A little planning and professional consultation can make a substantial difference in what you leave behind, as a recent article in The Street details.
For many, creating a will is “the least you can do”
A well-drafted and fully updated will can greatly improve the ease and speed of settling your affairs.
It can clearly tell your family where to find all your assets. For example, do you have a safety deposit box? How will your family access it? What is in it?
Also, how should they use its contents? A will can help control where your assets wind up and what it costs to get the job done.
Having no will: Not the way to live
When you die without a will (called dying “intestate”), New York writes your will for you, in the sense that the state’s laws control the process and decisions.
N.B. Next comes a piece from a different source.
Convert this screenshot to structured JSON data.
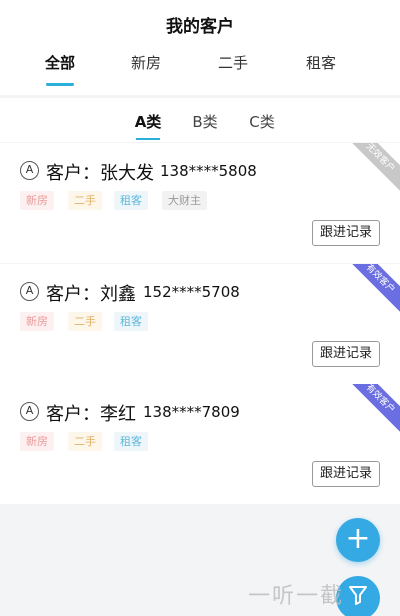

It makes those decisions through probate.
The state approves an executor, who tallies up your debts and assets and then distributes assets to creditors. The priority for paying them depends on the law as the probate court applies it, allowing some debts to cut in line and receive their payments first.
Easily available “liquid assets” like cash and bank accounts might be enough to pay off your debts. If not, the priority moves to the next steps, digging into more tangible assets.
Different debts usually handled differently
Debt on a card with a joint account holder becomes the responsibility of that surviving account holder. It the spouse is not a joint account holder and does not live in a community property state, the card company is usually out of luck.
The rule is similar when someone dies with student loans. Any cosigner is responsible for the loan. If there is a spouse in a community property state, they may be responsible for the loan. Without either of these, the lender may be out of luck.
For assets like houses and cars, the estate pays them off if it has enough funds. The property then goes to any joint holder of the mortgage or car loan, along with the responsibility to make any remaining portion of the debt.